The Essays (French: Essais, pronounced [esɛ]) of Michel de Montaigne are contained in three books and 107 chapters of varying length. They were originally written in Middle French and were originally published in the Kingdom of France. Montaigne’s stated design in writing, publishing and revising the Essays over the period from approximately 1570 to 1592 was to record “some traits of my character and of my humours.” The Essays were first published in 1580 and cover a wide range of topics.
Michel Eyquem de Montaigne (28 February 1533 – 13 September 1592), also known as Lord of Montaigne, was one of the most significant philosophers of the French Renaissance, known for popularizing the essay as a literary genre. His work is noted for its merging of casual anecdotes and autobiography with intellectual insight. His massive volume Essais contains some of the most influential essays ever written. Montaigne had a direct influence on Western writers including Francis Bacon, René Descartes, Blaise Pascal, Jean-Jacques Rousseau, Virginia Woolf, Albert Hirschman, William Hazlitt, Ralph Waldo Emerson, Friedrich Nietzsche, Stefan Zweig, Eric Hoffer, Isaac Asimov, and possibly, on the later works of William Shakespeare.
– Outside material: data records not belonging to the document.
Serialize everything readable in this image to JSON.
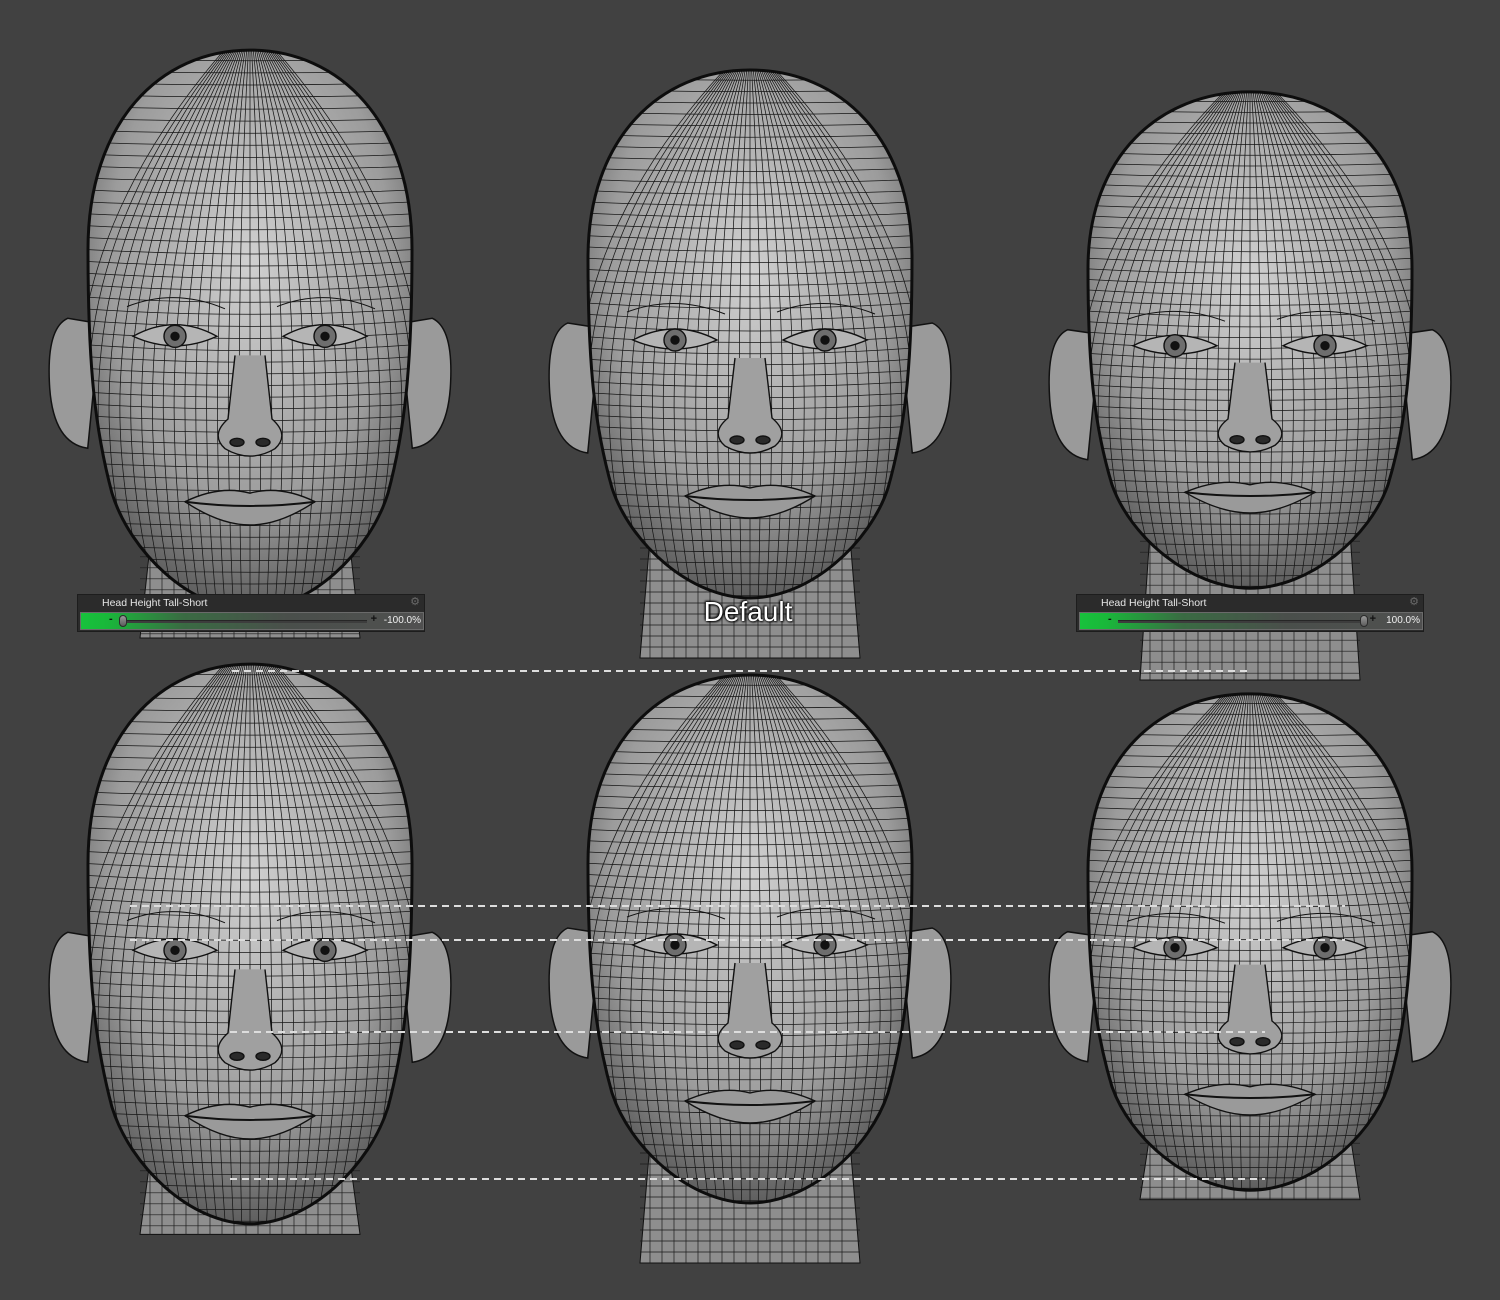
{
  "label_default": "Default",
  "sliders": {
    "left": {
      "title": "Head Height Tall-Short",
      "value_text": "-100.0%",
      "value": -100,
      "minus": "-",
      "plus": "+",
      "gear_icon": "gear-icon"
    },
    "right": {
      "title": "Head Height Tall-Short",
      "value_text": "100.0%",
      "value": 100,
      "minus": "-",
      "plus": "+",
      "gear_icon": "gear-icon"
    }
  },
  "colors": {
    "background": "#414141",
    "mesh_fill": "#a9a9a9",
    "wire": "#111111",
    "slider_green": "#18c23c",
    "guide": "#dddddd"
  }
}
During his lifetime, Montaigne was admired more as a statesman than as an author. The tendency in his essays to digress into anecdotes and personal ruminations was seen as detrimental to proper style rather than as an innovation, and his declaration that, “I am myself the matter of my book”, was viewed by his contemporaries as self-indulgent. In time, however, Montaigne came to be recognized as embodying, perhaps better than any other author of his time, the spirit of freely entertaining doubt that began to emerge at that time. He is most famously known for his skeptical remark, “Que sçay-je?” (“What do I know?”, in Middle French; now rendered as Que sais-je? in modern French).
Quotes From this Book
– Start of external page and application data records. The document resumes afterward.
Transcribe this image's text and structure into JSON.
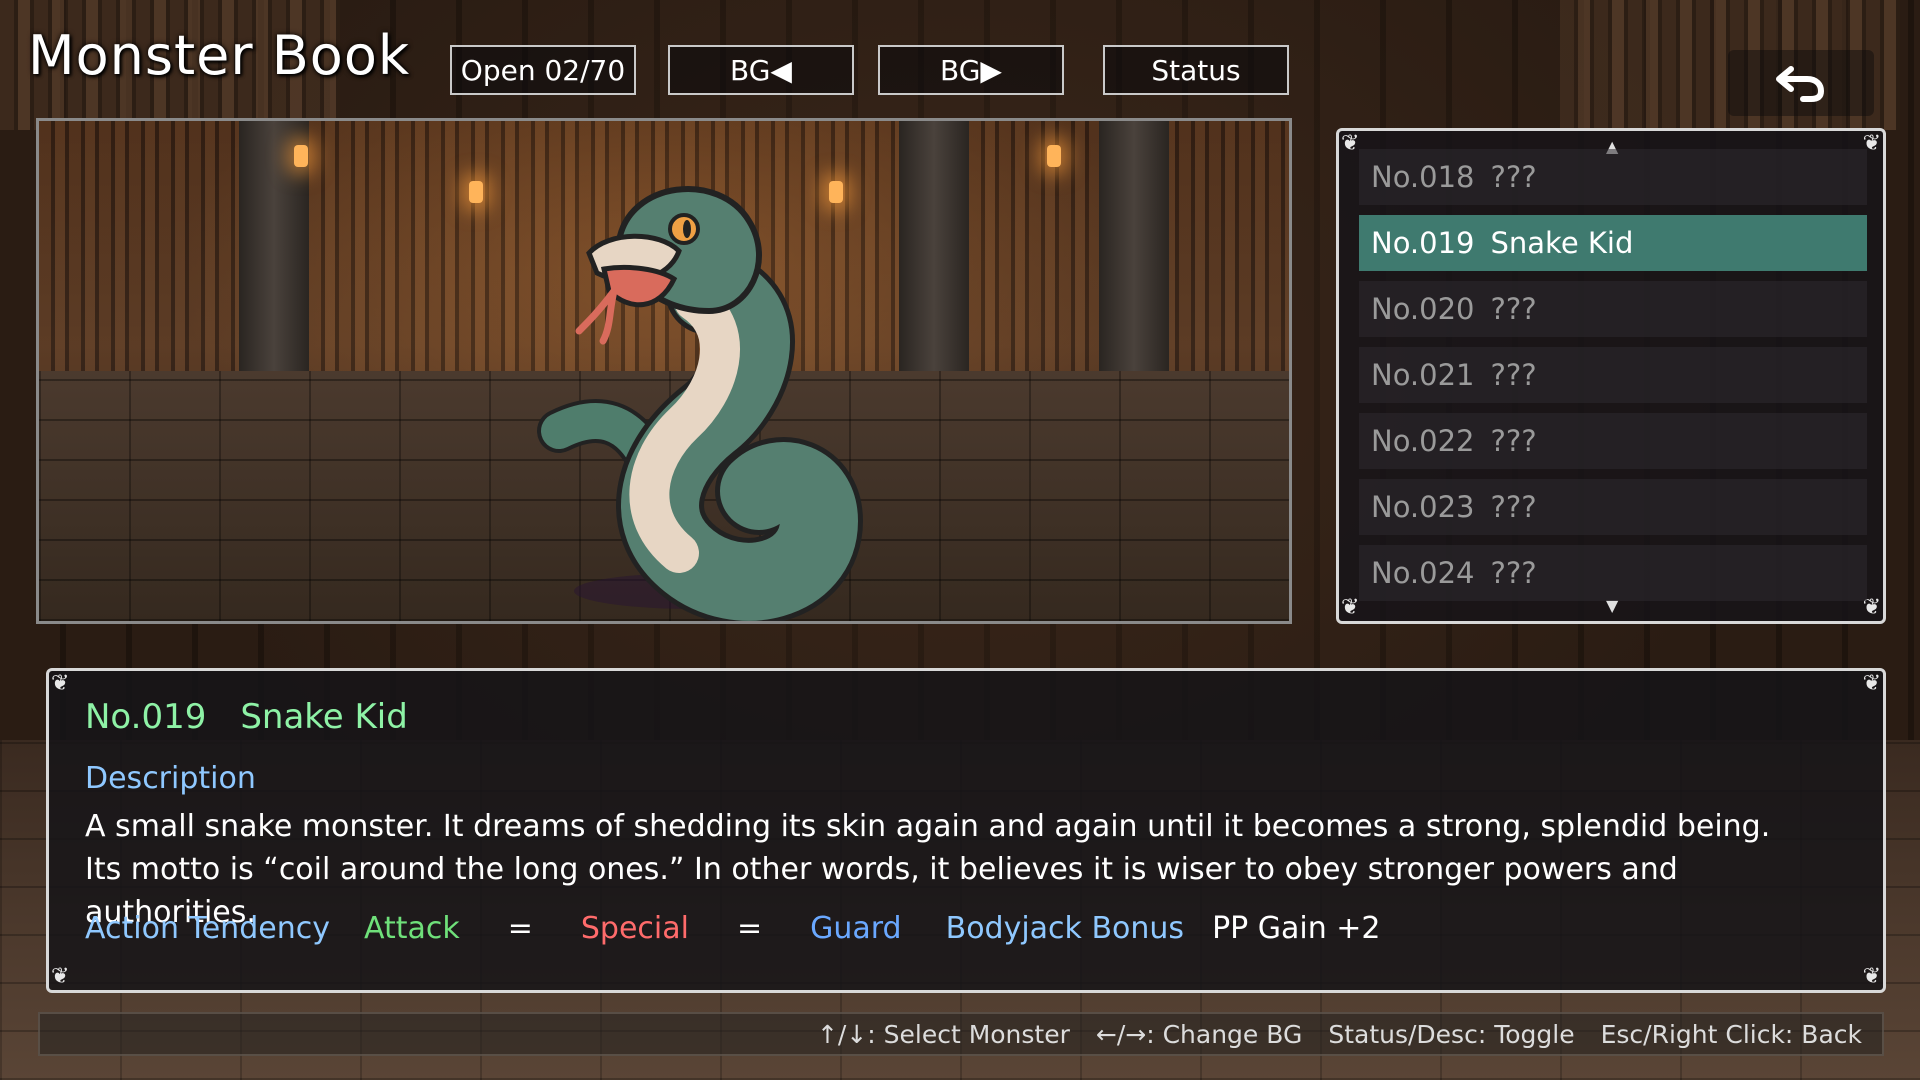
{
  "header": {
    "title": "Monster Book",
    "open_count": "Open 02/70",
    "bg_prev": "BG◀",
    "bg_next": "BG▶",
    "status": "Status",
    "back_icon": "return-arrow-icon"
  },
  "list": {
    "items": [
      {
        "num": "No.018",
        "name": "???",
        "selected": false
      },
      {
        "num": "No.019",
        "name": "Snake Kid",
        "selected": true
      },
      {
        "num": "No.020",
        "name": "???",
        "selected": false
      },
      {
        "num": "No.021",
        "name": "???",
        "selected": false
      },
      {
        "num": "No.022",
        "name": "???",
        "selected": false
      },
      {
        "num": "No.023",
        "name": "???",
        "selected": false
      },
      {
        "num": "No.024",
        "name": "???",
        "selected": false
      }
    ]
  },
  "entry": {
    "number": "No.019",
    "name": "Snake Kid",
    "description_label": "Description",
    "description_line1": "A small snake monster. It dreams of shedding its skin again and again until it becomes a strong, splendid being.",
    "description_line2": "Its motto is “coil around the long ones.” In other words, it believes it is wiser to obey stronger powers and authorities.",
    "action_tendency_label": "Action Tendency",
    "attack": "Attack",
    "eq1": "=",
    "special": "Special",
    "eq2": "=",
    "guard": "Guard",
    "bodyjack_label": "Bodyjack Bonus",
    "bodyjack_value": "PP Gain +2"
  },
  "help": {
    "select": "↑/↓: Select Monster",
    "change_bg": "←/→: Change BG",
    "toggle": "Status/Desc: Toggle",
    "back": "Esc/Right Click: Back"
  },
  "colors": {
    "selected_row": "#3f7a6f",
    "entry_title": "#8ef2a6",
    "label_blue": "#8fc8ff",
    "attack_green": "#6fe07a",
    "special_red": "#ff6b6b",
    "guard_blue": "#6aa8ff"
  }
}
“When I am attacked by gloomy thoughts, nothing helps me so much as running to my books. They quickly absorb me and banish the clouds from my mind.”
“To forbid us anything is to make us have a mind for it.”
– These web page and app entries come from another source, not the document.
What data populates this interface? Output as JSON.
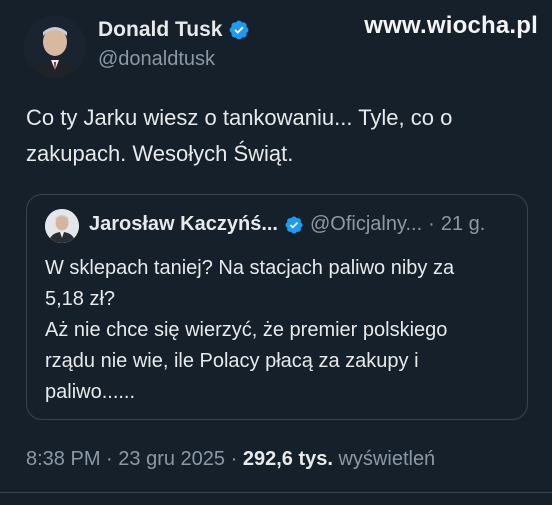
{
  "watermark": "www.wiocha.pl",
  "tweet": {
    "author_name": "Donald Tusk",
    "handle": "@donaldtusk",
    "verified": true,
    "text": "Co ty Jarku wiesz o tankowaniu... Tyle, co o zakupach. Wesołych Świąt."
  },
  "quoted_tweet": {
    "author_name": "Jarosław Kaczyńś...",
    "handle": "@Oficjalny...",
    "separator": "·",
    "time": "21 g.",
    "verified": true,
    "text_lines": [
      "W sklepach taniej? Na stacjach paliwo niby za",
      "5,18 zł?",
      "Aż nie chce się wierzyć, że premier polskiego",
      "rządu nie wie, ile Polacy płacą za zakupy i",
      "paliwo......"
    ]
  },
  "meta": {
    "time": "8:38 PM",
    "sep1": "·",
    "date": "23 gru 2025",
    "sep2": "·",
    "views_count": "292,6 tys.",
    "views_label": "wyświetleń"
  },
  "colors": {
    "background": "#15202b",
    "verified_badge": "#1d9bf0",
    "secondary_text": "#8b98a5",
    "primary_text": "#e7e9ea",
    "border": "#38444d"
  },
  "icons": {
    "verified": "verified-badge-icon",
    "avatar": "avatar-photo",
    "quoted_avatar": "avatar-photo"
  }
}
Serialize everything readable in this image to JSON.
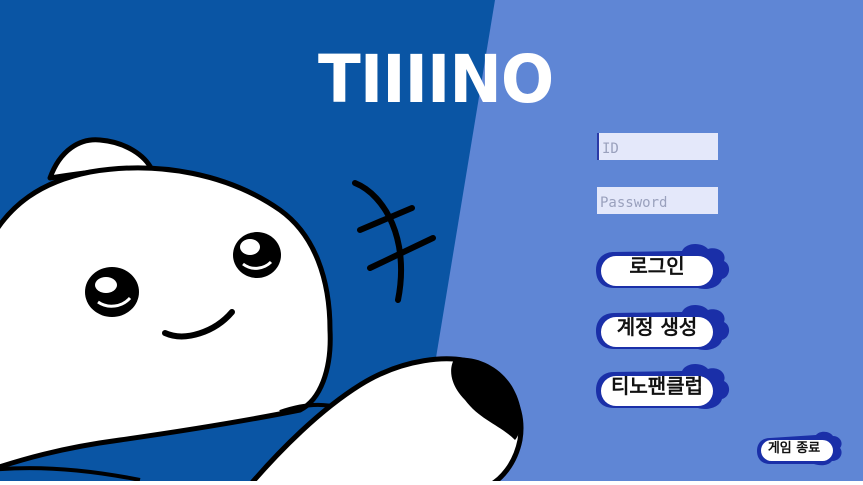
{
  "theme": {
    "left_bg": "#0a55a4",
    "right_bg": "#5f86d5",
    "button_fill": "#ffffff",
    "button_border": "#1a2fa8",
    "field_bg": "#e4e8fa"
  },
  "logo": {
    "text": "TIIIINO"
  },
  "login_form": {
    "id_placeholder": "ID",
    "password_placeholder": "Password"
  },
  "buttons": {
    "login": "로그인",
    "create_account": "계정 생성",
    "fan_club": "티노팬클럽",
    "exit": "게임 종료"
  },
  "mascot": {
    "icon": "white-blob-mascot"
  }
}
“Let us give Nature a chance; she knows her business better than we do.”
“There is no desire more natural than the desire of knowledge. (Il n’est desir plus naturel que le desir de connaissance)”